Before the deal was finalized over the June 19 weekend, lawyers and investment bankers from RBC Dominion Securities Inc. rented rooms at a Richmond hotel under the guise of “the Robertsons,” reportedly in town for a family reunion. “It was the only way the team could work without drawing attention,” Stephens told Macleans. The Robertson ruse kept the lid on the deal-making. By Sunday, once the is were dotted, the MacMillan Bloedel team hit the telephones, letting about 80 employees know about the sale. Stephens met Zirnhelt and Premier Glen Clark that night and told them that “to oppose this would be political suicide.”

Clark and Zirnhelt obviously listened. Since the announcement, the premier has been underlining the deal’s advantages and Zirnhelt says it indicates a turnaround for the economy. The agreement also requires the blessing of shareholders and the Canadian and U.S. federal governments. The province will hold public meetings, but Stephens does not expect much opposition. He believes the deal will be approved within four months.

It was Stephens’s intense reshaping of MacMillan Bloedel—selling off major assets such as the paper business and cutting 2,700 jobs to bring the workforce down to 9,500—that turned the company around. Even those who did not always agree with him on how B.C. forests should be managed admired his achievement.

“He did a phenomenal job,” says Jake Kerr, chairman of the Vancouver-based lumber firm Lignum Ltd. “The interesting thing was that you never knew what he was going to do next.” Stephens even smoothed over thorny relations with environmentalists who battled MacMillan Bloedel over the logging of the pristine Clayoquot Sound and decried the way the company harvested timber. They were brought onside in June, 1998, when Stephens announced a phase-out of clear-cutting. Weyerhaeuser isn’t committing itself to MacMillan Bloedel’s lead on clear-cutting, but is studying the issue.

Stephens will be amply rewarded for his efforts. Once the Weyerhaeuser sale goes through, he will walk away $ 13 million richer and will return to live full time in Denver with his family. Next month, he plans to take them on a boat ride up the Jervis Inlet on the B.C. coast. Then, he may pick up the interests he left when he came to Vancouver, such as teaching economics at Denver’s inner city schools. Stephens allows he is leaving with mixed emotions. “I’ve never enjoyed anything more than working at MacMillan Bloedel,” he says. His tenure was brief but radical—not since H. R. MacMillan have there been so many changes in the B.C. forest business. Life in the woods here will never be the same. Eul

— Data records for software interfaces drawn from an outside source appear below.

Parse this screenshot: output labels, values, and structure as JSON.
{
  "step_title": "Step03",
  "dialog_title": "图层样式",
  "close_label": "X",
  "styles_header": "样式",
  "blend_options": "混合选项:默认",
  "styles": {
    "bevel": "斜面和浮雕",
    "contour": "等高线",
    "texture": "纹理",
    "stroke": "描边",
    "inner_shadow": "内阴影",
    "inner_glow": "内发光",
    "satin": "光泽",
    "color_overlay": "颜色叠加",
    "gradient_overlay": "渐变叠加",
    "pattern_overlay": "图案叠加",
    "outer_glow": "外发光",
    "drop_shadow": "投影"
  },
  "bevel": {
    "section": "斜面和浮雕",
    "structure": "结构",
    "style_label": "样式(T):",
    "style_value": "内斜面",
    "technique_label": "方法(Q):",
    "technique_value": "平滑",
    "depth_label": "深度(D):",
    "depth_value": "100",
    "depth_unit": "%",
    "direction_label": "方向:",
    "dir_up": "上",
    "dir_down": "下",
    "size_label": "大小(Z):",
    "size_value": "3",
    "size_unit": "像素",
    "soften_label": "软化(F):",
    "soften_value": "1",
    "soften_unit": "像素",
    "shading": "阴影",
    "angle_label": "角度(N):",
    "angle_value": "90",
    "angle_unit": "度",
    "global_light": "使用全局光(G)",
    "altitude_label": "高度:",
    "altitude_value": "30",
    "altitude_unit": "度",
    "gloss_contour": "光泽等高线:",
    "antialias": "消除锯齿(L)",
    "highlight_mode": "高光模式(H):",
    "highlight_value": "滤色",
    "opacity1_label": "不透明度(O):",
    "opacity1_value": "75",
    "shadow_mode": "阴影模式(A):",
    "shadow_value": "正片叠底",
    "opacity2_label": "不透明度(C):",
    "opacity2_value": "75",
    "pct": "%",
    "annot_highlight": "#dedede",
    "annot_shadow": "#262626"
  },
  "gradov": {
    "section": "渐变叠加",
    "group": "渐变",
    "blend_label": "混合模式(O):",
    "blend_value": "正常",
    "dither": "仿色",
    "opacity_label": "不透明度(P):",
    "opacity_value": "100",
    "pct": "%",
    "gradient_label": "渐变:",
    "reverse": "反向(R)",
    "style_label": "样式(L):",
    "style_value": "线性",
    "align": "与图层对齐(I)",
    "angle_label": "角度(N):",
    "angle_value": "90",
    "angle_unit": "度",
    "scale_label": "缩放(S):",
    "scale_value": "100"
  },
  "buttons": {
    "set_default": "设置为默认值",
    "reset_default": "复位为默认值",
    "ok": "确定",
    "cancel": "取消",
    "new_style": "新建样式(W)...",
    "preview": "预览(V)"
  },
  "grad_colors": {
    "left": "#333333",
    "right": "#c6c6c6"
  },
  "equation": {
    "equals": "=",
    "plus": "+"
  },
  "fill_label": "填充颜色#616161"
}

Initially, Weyerhaeuser was interested only in MacMillan Bloedel’s U.S. packaging assets, which the B.C. firm was looking to unload. But after a closer look at the forest giant, CEO Rogel told Macleans, “we liked it so much we wanted to buy the whole company.” Rob Duncan, analyst with Research Capital Corp., believes “the American assets created the deal and the Canadian assets came along with them.” Still, Rogel says Wey-

erhaeuser has no intention of selling the Canadian holdings, and observers hope his company, which he says is very pro-free trade, will help Canada in the softwood lumber dispute with the United States. “Maybe they will become more aggressive advocates for Canada,” Duncan suggests.

Back in the black

After net earnings dived to a huge loss in 1997, MacMillan Bloedel has begun to turn itself around

Profits (in millions)